(Data records for software interfaces)

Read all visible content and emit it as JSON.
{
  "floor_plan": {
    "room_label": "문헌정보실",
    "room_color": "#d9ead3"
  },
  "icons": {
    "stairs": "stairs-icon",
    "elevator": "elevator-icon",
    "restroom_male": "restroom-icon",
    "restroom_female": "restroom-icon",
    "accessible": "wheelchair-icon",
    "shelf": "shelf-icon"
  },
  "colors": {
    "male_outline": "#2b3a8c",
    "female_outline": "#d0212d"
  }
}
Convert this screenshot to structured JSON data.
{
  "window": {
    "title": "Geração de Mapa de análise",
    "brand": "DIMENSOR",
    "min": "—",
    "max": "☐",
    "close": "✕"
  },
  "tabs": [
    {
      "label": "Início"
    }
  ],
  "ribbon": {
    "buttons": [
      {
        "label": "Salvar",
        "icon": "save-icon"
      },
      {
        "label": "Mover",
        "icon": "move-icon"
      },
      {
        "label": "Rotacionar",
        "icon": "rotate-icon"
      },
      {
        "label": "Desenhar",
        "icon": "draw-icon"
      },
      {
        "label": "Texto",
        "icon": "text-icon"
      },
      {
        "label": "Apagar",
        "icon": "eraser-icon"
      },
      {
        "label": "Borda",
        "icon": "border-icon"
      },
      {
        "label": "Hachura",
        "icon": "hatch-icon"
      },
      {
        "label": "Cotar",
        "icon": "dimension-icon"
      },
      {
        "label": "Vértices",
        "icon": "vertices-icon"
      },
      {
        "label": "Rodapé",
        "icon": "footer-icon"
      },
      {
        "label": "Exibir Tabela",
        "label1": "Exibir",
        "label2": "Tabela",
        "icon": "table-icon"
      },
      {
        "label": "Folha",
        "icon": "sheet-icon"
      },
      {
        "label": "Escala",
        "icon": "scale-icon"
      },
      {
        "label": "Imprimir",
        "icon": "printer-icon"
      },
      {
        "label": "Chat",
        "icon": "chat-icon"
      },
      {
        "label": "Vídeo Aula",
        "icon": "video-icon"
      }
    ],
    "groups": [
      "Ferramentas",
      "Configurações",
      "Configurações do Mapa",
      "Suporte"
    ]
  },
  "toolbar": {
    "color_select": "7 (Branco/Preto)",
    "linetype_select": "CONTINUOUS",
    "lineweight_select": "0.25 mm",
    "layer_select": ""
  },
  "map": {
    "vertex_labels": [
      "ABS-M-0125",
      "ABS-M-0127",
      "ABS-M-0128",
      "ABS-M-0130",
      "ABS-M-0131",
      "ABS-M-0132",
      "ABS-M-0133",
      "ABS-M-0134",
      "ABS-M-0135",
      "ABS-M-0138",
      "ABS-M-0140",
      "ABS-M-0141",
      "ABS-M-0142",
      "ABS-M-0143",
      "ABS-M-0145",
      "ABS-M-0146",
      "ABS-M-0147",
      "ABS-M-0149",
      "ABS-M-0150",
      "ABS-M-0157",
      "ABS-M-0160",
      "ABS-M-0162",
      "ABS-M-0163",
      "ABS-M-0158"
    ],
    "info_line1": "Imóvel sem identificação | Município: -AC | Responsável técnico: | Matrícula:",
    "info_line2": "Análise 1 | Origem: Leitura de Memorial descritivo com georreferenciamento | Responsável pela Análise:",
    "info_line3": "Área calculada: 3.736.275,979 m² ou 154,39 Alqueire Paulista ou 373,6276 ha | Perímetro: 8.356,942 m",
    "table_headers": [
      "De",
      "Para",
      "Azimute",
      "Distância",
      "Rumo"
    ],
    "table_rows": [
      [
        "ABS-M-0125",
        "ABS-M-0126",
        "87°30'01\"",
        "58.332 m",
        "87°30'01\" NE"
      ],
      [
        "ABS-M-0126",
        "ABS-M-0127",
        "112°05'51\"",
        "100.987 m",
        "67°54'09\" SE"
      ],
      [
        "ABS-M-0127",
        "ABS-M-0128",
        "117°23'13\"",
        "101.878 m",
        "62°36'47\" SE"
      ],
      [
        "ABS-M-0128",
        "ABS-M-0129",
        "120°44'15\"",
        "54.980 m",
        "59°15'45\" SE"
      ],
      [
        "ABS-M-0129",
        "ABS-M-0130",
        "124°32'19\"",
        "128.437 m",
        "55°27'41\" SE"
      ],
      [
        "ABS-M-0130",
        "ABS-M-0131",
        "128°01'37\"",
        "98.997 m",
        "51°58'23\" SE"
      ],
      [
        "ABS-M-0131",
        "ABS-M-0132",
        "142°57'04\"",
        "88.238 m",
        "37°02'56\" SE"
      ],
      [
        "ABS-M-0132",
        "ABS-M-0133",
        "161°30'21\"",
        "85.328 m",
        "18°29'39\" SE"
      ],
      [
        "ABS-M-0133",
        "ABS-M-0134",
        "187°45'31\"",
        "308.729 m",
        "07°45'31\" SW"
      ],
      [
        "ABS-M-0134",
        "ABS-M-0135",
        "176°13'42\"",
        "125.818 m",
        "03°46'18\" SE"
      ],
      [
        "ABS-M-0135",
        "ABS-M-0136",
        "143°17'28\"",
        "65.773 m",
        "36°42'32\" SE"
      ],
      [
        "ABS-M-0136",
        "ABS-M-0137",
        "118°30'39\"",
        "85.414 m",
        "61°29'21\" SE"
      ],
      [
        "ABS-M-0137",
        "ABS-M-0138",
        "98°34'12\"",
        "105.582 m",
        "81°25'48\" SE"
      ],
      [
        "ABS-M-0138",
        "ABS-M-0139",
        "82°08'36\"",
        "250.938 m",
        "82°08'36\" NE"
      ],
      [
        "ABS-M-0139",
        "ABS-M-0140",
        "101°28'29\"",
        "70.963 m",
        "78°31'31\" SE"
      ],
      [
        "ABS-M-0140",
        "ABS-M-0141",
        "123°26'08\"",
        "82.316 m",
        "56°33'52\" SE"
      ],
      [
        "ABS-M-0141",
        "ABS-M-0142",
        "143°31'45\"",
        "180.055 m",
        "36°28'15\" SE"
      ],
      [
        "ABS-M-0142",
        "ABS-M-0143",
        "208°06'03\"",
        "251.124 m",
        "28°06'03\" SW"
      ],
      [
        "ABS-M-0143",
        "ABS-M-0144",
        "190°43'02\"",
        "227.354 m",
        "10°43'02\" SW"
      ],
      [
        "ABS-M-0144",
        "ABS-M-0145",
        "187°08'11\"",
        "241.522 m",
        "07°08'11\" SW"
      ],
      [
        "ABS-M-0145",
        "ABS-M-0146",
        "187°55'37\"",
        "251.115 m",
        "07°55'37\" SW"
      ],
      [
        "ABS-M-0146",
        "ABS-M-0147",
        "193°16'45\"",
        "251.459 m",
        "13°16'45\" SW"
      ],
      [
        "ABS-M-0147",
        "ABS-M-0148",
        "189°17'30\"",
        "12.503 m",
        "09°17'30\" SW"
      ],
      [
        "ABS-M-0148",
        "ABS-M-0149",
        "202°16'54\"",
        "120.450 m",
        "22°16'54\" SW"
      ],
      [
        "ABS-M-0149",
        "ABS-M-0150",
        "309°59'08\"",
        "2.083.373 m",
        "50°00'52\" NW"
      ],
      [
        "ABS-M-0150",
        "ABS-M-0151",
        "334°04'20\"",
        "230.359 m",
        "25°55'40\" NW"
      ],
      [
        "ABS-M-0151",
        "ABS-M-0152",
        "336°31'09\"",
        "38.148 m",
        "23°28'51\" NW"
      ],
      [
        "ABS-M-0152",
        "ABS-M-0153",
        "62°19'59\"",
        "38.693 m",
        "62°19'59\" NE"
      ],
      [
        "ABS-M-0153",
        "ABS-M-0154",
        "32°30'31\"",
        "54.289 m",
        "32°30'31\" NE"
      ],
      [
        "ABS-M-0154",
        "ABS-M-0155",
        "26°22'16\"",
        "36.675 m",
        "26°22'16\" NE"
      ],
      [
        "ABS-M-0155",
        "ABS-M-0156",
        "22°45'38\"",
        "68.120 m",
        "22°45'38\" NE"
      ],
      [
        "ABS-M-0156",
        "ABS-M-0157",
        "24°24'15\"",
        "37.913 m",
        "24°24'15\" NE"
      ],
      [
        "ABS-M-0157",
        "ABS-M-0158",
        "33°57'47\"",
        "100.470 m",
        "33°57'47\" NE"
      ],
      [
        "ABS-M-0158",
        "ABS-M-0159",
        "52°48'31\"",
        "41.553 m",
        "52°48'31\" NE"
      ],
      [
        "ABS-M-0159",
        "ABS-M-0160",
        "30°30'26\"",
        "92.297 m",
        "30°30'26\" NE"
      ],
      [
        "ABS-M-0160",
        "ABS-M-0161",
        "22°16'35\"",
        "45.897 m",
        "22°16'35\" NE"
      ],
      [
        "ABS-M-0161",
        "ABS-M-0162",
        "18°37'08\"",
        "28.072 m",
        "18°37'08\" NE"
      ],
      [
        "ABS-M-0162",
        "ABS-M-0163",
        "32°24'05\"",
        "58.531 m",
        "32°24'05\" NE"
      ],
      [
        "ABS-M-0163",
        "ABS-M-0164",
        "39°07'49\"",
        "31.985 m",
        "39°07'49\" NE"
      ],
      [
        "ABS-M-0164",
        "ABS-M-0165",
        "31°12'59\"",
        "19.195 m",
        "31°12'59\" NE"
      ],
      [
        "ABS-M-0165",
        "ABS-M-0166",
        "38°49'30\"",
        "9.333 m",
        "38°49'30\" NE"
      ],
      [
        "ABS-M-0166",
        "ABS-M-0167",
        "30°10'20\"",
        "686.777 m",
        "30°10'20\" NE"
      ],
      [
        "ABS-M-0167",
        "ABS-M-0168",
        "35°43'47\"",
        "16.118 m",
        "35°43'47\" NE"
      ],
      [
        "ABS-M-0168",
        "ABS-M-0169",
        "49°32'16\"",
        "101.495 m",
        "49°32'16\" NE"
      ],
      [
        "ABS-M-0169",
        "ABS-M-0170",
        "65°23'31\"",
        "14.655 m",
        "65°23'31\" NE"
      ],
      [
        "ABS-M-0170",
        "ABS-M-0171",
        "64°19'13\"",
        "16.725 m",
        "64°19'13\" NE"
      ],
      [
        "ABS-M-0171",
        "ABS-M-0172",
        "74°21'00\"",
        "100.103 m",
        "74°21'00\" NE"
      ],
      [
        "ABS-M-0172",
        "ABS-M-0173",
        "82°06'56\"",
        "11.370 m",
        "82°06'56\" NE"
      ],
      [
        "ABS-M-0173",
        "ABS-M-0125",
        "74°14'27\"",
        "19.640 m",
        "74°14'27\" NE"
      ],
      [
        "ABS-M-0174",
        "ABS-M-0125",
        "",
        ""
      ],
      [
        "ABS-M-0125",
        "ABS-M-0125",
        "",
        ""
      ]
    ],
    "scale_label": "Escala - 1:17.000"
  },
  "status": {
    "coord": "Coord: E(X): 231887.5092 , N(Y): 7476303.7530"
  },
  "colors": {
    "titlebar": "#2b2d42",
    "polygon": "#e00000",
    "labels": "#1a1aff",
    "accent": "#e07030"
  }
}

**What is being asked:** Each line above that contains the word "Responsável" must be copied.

**Solved problem:**
    "info_line1": "Imóvel sem identificação | Município: -AC | Responsável técnico: | Matrícula:",
    "info_line2": "Análise 1 | Origem: Leitura de Memorial descritivo com georreferenciamento | Responsável pela Análise:",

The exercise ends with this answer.